There are some of those artificial veils and coverings, under the dark shadow of which the enemy of mankind makes very many to lie hid from themselves, blinding them with false notions of honour, and the mistaken opinions and practices of the world, with public permission and impunity, or (it may be) a temporal penalty or else with prejudice, or ignorance and infirmity, and direct error in judgment.
Now, in all these cases, the ministers are to be inquisitive and strictly careful, that such kind of fal lacies prevail not over the sick; but that those things, which passed without observation before, may now be brought forth, and pass under the se verity of a strict and impartial censure, religious sorrow and condemnation.
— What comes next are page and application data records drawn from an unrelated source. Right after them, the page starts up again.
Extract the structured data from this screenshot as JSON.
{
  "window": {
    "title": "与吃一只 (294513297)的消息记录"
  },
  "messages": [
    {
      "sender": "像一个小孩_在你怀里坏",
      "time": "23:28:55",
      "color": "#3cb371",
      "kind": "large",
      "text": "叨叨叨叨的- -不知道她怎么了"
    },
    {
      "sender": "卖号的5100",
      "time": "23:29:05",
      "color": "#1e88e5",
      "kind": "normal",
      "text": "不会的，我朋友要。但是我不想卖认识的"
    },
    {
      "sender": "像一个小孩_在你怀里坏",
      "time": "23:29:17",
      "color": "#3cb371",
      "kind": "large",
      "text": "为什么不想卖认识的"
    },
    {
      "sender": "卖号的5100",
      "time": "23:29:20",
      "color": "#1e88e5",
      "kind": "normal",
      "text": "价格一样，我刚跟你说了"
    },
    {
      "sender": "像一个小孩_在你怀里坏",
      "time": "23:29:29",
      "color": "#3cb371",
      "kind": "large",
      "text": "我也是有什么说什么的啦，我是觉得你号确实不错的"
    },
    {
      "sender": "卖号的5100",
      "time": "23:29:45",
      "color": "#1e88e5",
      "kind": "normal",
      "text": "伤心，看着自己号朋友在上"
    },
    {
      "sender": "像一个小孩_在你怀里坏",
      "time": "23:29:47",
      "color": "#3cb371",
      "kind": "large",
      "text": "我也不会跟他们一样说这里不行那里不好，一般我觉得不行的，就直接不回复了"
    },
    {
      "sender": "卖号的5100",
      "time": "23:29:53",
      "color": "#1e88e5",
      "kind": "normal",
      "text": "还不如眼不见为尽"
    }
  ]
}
4. To this may be added a general display of the neglect and omission of our duty; for in them lies the bigger half of our failings: and yet, in many in stances, they are undiscerned; because our con sciences have not been made tender and perceptible of them. But whoever will cast up his accounts, even with a superficial eye, will quickly find that he hath left undone, for the generality, as many things which he ought to have done, as he hath committed those he ought not to have done: such as the neglect of public or private prayer, of reading the Scriptures, and instructing his family, or those that are under him, in the principles of religion: the not discountenancing sin to the utmost of his power, especially in the personages of great men: the not "redeeming the time," and " grow. ing in grace," and doing all the good he can in his generation the frequent omissions of the great duty of charity, in visiting the sick, relieving the needy, and comforting the afflicted: the want of obedience, duty, and respect, to parents: the doing the work of God negligently, or not discharging
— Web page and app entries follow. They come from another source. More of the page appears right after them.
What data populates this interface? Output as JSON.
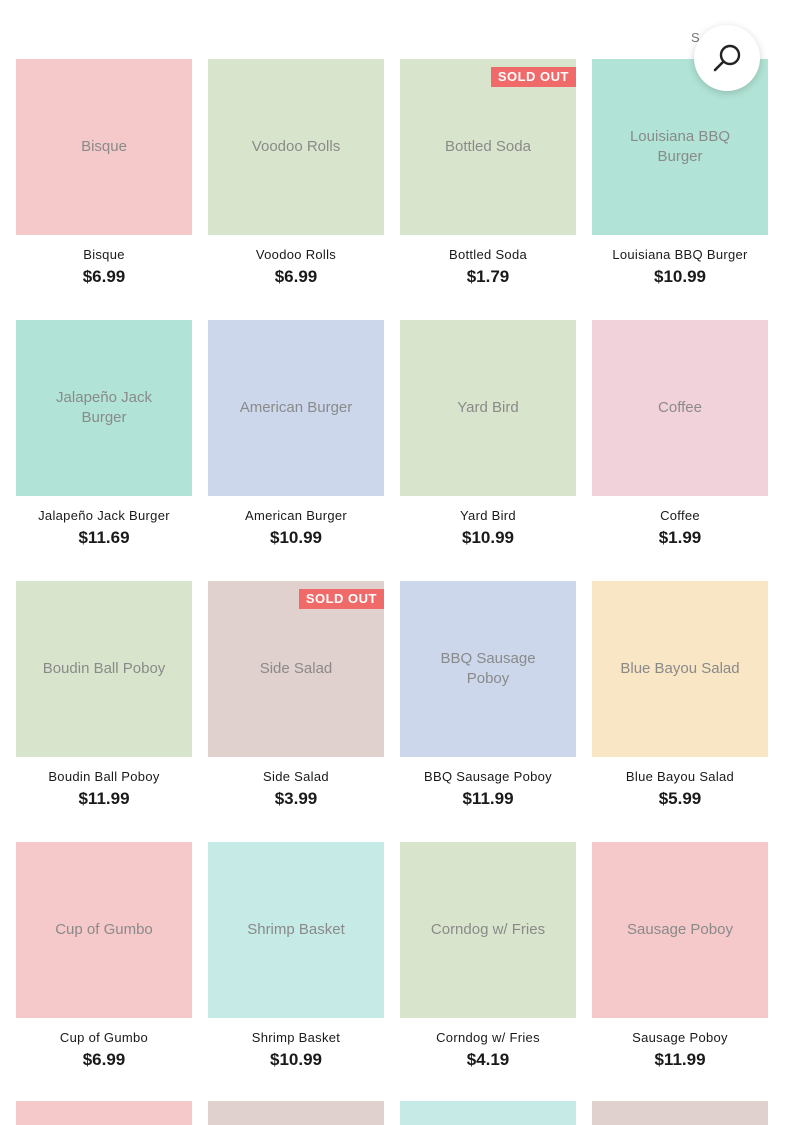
{
  "sort": {
    "label": "S"
  },
  "colors": {
    "pink": "#f5c8ca",
    "green": "#d9e4cc",
    "mint": "#b1e4d6",
    "blue": "#ccd7eb",
    "rose": "#f2d2da",
    "taupe": "#e0d0ce",
    "cream": "#f8e6c5",
    "aqua": "#c6eae6",
    "badge": "#f06a6a"
  },
  "products": [
    {
      "name": "Bisque",
      "price": "$6.99",
      "thumb_label": "Bisque",
      "color": "#f5c8ca",
      "badge": ""
    },
    {
      "name": "Voodoo Rolls",
      "price": "$6.99",
      "thumb_label": "Voodoo Rolls",
      "color": "#d9e4cc",
      "badge": ""
    },
    {
      "name": "Bottled Soda",
      "price": "$1.79",
      "thumb_label": "Bottled Soda",
      "color": "#d9e4cc",
      "badge": "SOLD OUT"
    },
    {
      "name": "Louisiana BBQ Burger",
      "price": "$10.99",
      "thumb_label": "Louisiana BBQ Burger",
      "color": "#b1e4d6",
      "badge": ""
    },
    {
      "name": "Jalapeño Jack Burger",
      "price": "$11.69",
      "thumb_label": "Jalapeño Jack Burger",
      "color": "#b1e4d6",
      "badge": ""
    },
    {
      "name": "American Burger",
      "price": "$10.99",
      "thumb_label": "American Burger",
      "color": "#ccd7eb",
      "badge": ""
    },
    {
      "name": "Yard Bird",
      "price": "$10.99",
      "thumb_label": "Yard Bird",
      "color": "#d9e4cc",
      "badge": ""
    },
    {
      "name": "Coffee",
      "price": "$1.99",
      "thumb_label": "Coffee",
      "color": "#f2d2da",
      "badge": ""
    },
    {
      "name": "Boudin Ball Poboy",
      "price": "$11.99",
      "thumb_label": "Boudin Ball Poboy",
      "color": "#d9e4cc",
      "badge": ""
    },
    {
      "name": "Side Salad",
      "price": "$3.99",
      "thumb_label": "Side Salad",
      "color": "#e0d0ce",
      "badge": "SOLD OUT"
    },
    {
      "name": "BBQ Sausage Poboy",
      "price": "$11.99",
      "thumb_label": "BBQ Sausage Poboy",
      "color": "#ccd7eb",
      "badge": ""
    },
    {
      "name": "Blue Bayou Salad",
      "price": "$5.99",
      "thumb_label": "Blue Bayou Salad",
      "color": "#f8e6c5",
      "badge": ""
    },
    {
      "name": "Cup of Gumbo",
      "price": "$6.99",
      "thumb_label": "Cup of Gumbo",
      "color": "#f5c8ca",
      "badge": ""
    },
    {
      "name": "Shrimp Basket",
      "price": "$10.99",
      "thumb_label": "Shrimp Basket",
      "color": "#c6eae6",
      "badge": ""
    },
    {
      "name": "Corndog w/ Fries",
      "price": "$4.19",
      "thumb_label": "Corndog w/ Fries",
      "color": "#d9e4cc",
      "badge": ""
    },
    {
      "name": "Sausage Poboy",
      "price": "$11.99",
      "thumb_label": "Sausage Poboy",
      "color": "#f5c8ca",
      "badge": ""
    }
  ],
  "partial_row_colors": [
    "#f5c8ca",
    "#e0d0ce",
    "#c6eae6",
    "#e0d0ce"
  ],
  "icons": {
    "search": "search-icon",
    "sort_chevron": "chevron-down-icon"
  }
}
himself with that fidelity, care, and exactness, which is incumbent upon him, in the station wherein the providence of God hath placed him, &c.
5. With respect to those sins which are commitagainst man, let the minister represent to the sick man that he can have no assurance of his pardon, unless he is willing to make all suitable amends and satisfaction to his offended and injured brethren; as for instance, if he hath lived in enmity with any, that he should labour to be reconciled to them; if he is in debt, that he should do his utmost to discharge it; or if he hath injured any one in his substance or credit, that he should endeavour to make restitution in kind for the one, and all possible satisfaction for the other, by humbling himself to the offended person, and beseeching him to forgive him.
6. If the sick person be of evil report, the minister should take care, some way or other, to make him sensible of it, so as to show an effectual sorrow and repentance. This will be best done by prudent hints, and insinuations, of recalling those things to his mind whereof he is accused by the voice of fame, or to which the temptation, perhaps, of his calling, more immediately subject him. Or if he will not understand, when he is secretly prompted, he must be asked in plain terms concerning these matters. He must be told of the evil things which are spoken of him in public, and of the usual temptations of his calling.
And it concerns the minister to follow this advice without partiality, or fear, or interest, or respect of persons, in much simplicity and prudence, having no other consideration before him, but the conscientious discharge of his duty, and the salva-`, tion of the person under his care.
7. The sick person is likewise to be instructed concerning his faith, whether he has a reasonable notion of the articles of the Christian religion, as they are excellently summed up.in the Apostles' Creed.
8. With respect to his temporal concerns, the sick is to be advised to set every thing in order, and (if he hath not already) to make his will as soon as he can. For if he recovers, this cannot be